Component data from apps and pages
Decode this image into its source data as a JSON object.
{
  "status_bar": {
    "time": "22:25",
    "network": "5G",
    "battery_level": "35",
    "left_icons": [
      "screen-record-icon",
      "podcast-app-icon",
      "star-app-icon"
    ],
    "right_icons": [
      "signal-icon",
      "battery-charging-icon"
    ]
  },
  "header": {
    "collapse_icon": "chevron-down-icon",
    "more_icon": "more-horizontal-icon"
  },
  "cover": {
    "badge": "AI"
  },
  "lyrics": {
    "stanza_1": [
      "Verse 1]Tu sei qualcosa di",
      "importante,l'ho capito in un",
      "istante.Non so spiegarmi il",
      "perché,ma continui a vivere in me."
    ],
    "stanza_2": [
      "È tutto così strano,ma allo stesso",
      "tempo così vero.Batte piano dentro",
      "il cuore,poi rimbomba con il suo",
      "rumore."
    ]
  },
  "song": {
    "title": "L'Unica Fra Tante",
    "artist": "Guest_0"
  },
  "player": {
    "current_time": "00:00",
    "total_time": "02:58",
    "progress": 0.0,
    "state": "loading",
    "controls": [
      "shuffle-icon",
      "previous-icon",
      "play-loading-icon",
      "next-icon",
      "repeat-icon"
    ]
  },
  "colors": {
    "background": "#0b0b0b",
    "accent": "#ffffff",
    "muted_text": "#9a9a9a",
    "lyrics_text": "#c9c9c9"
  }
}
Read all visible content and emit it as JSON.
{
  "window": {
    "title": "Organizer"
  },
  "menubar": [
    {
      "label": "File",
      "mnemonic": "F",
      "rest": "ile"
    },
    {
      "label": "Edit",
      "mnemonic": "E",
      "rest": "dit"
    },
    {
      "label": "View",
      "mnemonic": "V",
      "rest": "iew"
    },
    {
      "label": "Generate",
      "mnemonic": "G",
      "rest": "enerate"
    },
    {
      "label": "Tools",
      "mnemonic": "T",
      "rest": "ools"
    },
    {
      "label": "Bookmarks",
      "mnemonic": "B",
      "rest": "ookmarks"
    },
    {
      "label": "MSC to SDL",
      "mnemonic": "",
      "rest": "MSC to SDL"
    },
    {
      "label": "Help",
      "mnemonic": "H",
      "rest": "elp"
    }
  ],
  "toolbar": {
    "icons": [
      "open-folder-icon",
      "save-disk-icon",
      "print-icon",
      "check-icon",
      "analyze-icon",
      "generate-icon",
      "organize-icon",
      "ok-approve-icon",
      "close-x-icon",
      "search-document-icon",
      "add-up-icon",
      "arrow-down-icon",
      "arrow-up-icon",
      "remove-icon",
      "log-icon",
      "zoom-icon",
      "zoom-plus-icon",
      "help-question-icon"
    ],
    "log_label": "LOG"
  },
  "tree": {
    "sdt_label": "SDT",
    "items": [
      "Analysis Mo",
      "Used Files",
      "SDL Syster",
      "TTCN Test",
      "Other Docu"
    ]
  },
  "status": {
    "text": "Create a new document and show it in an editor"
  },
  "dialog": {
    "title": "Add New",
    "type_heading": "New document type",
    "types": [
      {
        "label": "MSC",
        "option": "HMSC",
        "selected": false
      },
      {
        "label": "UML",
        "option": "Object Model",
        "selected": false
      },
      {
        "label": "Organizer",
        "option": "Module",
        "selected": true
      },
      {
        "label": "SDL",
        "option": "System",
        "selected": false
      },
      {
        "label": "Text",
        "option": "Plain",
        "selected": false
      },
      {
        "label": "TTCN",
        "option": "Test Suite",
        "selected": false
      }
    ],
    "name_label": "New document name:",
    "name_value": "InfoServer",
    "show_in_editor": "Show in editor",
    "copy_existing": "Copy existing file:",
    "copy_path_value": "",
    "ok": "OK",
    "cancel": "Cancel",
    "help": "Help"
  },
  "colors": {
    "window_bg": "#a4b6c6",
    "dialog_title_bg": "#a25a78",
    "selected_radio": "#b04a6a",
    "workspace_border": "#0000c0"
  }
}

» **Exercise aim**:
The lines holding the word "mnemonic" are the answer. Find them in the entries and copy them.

» **Task result**:
      "mnemonic": "F",
      "mnemonic": "E",
      "mnemonic": "V",
      "mnemonic": "G",
      "mnemonic": "T",
      "mnemonic": "B",
      "mnemonic": "",
      "mnemonic": "H",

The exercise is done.